AB - BACKGROUND. Iron deficiency affects 2.4 million US children, and childhood iron-deficiency anemia is associated with behavioral and cognitive delays. Given the detrimental long-term effects and high prevalence of iron deficiency, its prevention in early childhood is an important public health issue. OBJECTIVES. The study objectives were to (1) identify risk factors for iron deficiency in US children 1 to 3 years old, using data from the most recent waves of the National Health and Nutrition Examination Survey IV (1999-2002) and (2) examine risk factors for iron deficiency among Hispanic toddlers, the largest minority group of US children. PATIENTS AND METHODS. Analyses of the National Health and Nutrition Examination Survey IV were performed for a nationally representative sample of US children 1 to 3 years old. Iron-status measures were transferrin saturation, free erythrocyte protoporphyrin, and serum ferritin. Bivariate and multivariable analyses were performed to identify factors associated with iron deficiency. RESULTS. Among 1641 toddlers, 42% were Hispanic, 28% were white, and 25% were black. The iron deficiency prevalence was 12% among Hispanics versus 6% in whites and 6% in blacks. Iron deficiency prevalence was 20% among those with overweight, 8% for those at risk for overweight, and 7% for normal-weight toddlers. Fourteen percent of toddlers with parents interviewed in a non-English language had iron deficiency versus 7% of toddlers with parents interviewed in English. Five percent of toddlers in day care and 10% of the toddlers not in day care had iron deficiency. Hispanic toddlers were significantly more likely than white and black toddlers to be overweight (16% vs 5% vs 4%) and not in day care (70% vs 50% vs 43%). In multivariable analyses, overweight toddlers and those not in day care had higher odds of iron deficiency. CONCLUSIONS. Toddlers who are overweight and not in day care are at high risk for iron deficiency. Hispanic toddlers are more likely than white and black toddlers to be overweight and not in day care. The higher prevalence of these risk factors among Hispanic toddlers may account for their increased prevalence of iron deficiency.

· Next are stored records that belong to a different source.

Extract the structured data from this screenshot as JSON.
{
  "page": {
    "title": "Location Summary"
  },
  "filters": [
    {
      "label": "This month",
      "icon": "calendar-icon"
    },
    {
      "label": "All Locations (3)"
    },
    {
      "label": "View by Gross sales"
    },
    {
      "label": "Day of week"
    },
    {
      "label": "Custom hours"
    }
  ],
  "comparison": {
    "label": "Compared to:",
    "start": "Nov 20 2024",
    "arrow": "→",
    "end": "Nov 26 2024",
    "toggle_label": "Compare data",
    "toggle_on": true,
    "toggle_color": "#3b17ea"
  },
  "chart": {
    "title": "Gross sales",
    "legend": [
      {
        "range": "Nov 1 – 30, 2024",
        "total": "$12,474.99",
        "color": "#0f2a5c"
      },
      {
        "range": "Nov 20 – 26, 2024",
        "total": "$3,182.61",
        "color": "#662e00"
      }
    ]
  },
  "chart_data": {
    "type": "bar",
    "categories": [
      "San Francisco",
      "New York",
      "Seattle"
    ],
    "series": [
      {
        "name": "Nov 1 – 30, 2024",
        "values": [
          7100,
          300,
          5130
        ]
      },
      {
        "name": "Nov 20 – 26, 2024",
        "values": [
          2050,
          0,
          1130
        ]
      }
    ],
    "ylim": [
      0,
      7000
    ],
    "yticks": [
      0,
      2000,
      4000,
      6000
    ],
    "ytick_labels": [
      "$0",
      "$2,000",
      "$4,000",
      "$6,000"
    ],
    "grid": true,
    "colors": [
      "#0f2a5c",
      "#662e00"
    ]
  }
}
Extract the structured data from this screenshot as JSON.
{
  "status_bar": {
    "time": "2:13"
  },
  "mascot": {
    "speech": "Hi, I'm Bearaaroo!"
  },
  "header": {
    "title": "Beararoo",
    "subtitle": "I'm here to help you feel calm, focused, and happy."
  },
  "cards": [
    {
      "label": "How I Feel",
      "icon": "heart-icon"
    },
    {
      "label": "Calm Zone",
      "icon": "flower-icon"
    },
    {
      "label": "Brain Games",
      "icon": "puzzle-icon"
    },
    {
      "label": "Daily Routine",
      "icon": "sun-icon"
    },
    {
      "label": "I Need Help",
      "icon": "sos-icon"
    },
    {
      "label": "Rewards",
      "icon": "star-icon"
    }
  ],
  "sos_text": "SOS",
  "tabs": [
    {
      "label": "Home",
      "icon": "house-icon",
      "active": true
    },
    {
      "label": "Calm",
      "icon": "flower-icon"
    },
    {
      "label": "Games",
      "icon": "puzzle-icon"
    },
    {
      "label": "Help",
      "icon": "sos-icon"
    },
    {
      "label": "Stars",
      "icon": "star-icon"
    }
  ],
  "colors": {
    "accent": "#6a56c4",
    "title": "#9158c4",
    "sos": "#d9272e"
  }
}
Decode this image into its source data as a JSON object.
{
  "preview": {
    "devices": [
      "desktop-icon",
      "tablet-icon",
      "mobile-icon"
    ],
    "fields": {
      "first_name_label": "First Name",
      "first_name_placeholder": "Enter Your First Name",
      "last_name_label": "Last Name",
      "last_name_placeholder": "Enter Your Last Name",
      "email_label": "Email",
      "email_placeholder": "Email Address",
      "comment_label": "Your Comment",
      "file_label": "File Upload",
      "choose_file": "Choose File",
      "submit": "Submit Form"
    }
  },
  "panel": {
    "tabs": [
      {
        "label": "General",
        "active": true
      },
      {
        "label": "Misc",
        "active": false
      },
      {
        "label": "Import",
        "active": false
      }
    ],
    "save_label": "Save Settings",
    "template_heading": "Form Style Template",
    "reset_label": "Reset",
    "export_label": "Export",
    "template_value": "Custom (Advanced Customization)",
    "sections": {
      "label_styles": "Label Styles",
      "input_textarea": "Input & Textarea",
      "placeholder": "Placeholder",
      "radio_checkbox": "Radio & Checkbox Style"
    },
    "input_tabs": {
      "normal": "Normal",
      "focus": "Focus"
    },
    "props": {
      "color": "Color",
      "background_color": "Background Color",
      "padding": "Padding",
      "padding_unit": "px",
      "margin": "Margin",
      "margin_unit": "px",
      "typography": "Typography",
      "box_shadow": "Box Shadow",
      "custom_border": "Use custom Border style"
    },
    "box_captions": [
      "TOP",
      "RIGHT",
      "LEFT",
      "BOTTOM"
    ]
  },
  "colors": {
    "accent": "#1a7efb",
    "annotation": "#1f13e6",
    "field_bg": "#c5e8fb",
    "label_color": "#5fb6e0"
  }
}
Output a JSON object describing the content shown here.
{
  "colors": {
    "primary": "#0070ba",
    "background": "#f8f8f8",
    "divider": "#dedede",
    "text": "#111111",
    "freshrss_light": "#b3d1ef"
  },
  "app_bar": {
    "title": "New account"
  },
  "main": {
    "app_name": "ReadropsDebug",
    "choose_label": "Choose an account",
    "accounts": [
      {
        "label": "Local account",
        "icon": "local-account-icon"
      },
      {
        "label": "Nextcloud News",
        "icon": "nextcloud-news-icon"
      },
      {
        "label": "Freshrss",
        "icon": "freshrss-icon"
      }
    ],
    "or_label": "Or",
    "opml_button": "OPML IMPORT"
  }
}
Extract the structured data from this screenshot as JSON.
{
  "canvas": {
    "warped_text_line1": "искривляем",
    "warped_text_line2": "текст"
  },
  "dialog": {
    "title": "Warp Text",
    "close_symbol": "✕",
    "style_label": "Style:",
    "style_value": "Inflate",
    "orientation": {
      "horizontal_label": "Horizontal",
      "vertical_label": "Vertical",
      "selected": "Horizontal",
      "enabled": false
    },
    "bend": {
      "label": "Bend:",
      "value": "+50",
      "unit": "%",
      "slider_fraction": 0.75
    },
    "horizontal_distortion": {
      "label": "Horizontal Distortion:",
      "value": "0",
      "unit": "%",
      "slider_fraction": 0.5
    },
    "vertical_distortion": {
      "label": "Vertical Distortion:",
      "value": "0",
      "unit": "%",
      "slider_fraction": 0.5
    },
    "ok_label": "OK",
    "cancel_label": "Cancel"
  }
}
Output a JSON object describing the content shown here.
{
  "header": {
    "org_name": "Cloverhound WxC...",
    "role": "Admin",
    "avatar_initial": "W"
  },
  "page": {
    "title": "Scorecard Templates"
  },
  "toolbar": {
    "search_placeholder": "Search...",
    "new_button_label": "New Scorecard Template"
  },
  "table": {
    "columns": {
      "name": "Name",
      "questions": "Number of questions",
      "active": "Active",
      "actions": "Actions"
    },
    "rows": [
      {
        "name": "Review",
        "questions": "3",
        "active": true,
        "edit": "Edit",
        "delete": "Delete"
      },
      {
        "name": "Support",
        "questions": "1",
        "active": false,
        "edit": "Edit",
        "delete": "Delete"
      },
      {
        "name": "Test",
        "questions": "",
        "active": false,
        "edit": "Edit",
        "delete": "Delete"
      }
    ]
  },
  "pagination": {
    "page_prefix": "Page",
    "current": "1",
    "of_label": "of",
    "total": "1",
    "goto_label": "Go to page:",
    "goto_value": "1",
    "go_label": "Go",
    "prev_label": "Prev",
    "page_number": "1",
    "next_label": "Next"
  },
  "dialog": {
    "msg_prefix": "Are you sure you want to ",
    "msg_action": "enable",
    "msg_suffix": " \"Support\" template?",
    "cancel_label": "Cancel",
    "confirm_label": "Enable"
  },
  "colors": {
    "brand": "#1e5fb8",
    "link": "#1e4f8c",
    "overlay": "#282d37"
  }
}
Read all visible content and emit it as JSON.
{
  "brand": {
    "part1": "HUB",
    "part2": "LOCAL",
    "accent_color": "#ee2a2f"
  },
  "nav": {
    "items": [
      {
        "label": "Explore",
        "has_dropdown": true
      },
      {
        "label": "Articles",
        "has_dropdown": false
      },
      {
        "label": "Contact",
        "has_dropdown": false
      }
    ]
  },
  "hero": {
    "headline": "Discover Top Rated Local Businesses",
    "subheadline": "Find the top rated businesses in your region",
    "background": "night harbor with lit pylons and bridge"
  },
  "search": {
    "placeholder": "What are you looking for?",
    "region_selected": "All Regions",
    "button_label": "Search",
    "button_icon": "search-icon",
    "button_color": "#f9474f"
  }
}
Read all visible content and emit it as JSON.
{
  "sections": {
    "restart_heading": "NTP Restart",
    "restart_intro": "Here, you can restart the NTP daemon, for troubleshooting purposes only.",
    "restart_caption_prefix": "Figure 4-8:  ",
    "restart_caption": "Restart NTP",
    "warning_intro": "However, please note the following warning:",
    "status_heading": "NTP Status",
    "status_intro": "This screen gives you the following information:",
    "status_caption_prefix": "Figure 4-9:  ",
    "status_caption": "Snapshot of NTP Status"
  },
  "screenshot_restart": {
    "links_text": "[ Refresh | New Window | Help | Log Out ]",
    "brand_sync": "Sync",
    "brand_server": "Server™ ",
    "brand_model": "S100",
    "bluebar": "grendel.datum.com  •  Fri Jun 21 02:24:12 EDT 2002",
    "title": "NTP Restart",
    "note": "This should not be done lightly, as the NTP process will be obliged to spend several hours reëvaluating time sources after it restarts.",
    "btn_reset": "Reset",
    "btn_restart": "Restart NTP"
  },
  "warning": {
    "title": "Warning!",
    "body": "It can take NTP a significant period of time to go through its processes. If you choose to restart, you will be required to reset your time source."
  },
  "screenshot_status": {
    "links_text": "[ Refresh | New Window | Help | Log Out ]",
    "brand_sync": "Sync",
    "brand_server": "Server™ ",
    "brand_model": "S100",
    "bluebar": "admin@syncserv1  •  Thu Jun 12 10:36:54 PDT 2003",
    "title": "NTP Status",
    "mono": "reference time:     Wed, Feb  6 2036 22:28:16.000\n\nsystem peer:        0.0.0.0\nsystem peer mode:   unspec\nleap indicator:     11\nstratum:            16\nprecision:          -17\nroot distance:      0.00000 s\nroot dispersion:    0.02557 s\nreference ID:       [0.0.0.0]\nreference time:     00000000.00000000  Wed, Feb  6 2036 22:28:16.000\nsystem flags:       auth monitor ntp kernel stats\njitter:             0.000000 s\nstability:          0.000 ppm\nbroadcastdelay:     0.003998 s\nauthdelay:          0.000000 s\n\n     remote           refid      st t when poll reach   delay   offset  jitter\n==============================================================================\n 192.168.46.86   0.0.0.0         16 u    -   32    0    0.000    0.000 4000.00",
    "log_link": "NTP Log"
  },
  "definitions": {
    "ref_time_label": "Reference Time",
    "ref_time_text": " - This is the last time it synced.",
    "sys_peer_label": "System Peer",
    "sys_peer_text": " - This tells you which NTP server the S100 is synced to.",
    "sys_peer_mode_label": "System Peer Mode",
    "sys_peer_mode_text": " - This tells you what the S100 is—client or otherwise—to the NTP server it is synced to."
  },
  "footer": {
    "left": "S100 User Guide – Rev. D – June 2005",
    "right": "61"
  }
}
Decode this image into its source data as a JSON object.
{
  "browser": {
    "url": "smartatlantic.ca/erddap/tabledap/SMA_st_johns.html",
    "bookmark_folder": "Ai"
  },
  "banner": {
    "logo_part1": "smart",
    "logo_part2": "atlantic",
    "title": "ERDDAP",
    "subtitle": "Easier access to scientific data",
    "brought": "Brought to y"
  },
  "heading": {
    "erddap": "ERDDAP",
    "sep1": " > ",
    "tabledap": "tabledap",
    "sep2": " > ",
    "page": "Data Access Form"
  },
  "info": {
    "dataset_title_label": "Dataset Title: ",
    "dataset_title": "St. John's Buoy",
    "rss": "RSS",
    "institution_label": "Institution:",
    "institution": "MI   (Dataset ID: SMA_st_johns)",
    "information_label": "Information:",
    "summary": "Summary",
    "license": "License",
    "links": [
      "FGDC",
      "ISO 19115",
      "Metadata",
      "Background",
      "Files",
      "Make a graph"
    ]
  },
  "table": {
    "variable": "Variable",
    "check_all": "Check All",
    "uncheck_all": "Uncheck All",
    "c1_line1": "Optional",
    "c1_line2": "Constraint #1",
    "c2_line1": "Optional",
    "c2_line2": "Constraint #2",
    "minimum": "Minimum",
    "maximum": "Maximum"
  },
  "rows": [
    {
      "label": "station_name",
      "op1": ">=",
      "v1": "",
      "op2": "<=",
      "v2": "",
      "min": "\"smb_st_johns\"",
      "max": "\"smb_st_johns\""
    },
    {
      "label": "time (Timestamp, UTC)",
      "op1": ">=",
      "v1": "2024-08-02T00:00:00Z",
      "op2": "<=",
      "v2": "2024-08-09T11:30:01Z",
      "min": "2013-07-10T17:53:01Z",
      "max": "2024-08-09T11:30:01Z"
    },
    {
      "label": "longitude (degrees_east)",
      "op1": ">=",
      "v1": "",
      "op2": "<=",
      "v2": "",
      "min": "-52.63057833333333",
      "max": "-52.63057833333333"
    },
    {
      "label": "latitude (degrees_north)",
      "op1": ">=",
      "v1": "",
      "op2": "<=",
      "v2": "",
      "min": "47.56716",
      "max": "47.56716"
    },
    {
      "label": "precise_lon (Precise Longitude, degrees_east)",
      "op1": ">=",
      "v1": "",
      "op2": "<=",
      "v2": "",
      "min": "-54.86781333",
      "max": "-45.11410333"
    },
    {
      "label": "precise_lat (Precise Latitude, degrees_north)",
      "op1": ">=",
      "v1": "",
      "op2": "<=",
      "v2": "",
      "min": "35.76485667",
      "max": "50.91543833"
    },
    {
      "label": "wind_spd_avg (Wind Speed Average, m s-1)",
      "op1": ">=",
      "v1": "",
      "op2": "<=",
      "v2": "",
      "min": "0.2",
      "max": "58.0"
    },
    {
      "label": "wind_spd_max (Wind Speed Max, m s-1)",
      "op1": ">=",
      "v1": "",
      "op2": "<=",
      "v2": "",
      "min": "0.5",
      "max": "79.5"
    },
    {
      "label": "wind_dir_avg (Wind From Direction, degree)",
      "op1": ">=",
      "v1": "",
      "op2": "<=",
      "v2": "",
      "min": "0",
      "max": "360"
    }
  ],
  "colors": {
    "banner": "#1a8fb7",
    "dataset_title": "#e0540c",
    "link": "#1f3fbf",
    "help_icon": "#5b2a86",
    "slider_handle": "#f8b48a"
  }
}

KW - Day care

KW - Disparities

KW - Early childhood

KW - Iron deficiency

KW - Obesity

KW - Racial/ethnic minorities

UR - http://www.scopus.com/inward/record.url?scp=34548399062&partnerID=8YFLogxK

UR - http://www.scopus.com/inward/citedby.url?scp=34548399062&partnerID=8YFLogxK

U2 - 10.1542/peds.2007-0572

DO - 10.1542/peds.2007-0572

M3 - Article

C2 - 17766530

AN - SCOPUS:34548399062

VL - 120

SP - 568

EP - 575

JO - Pediatrics

JF - Pediatrics

SN - 0031-4005

IS - 3

ER -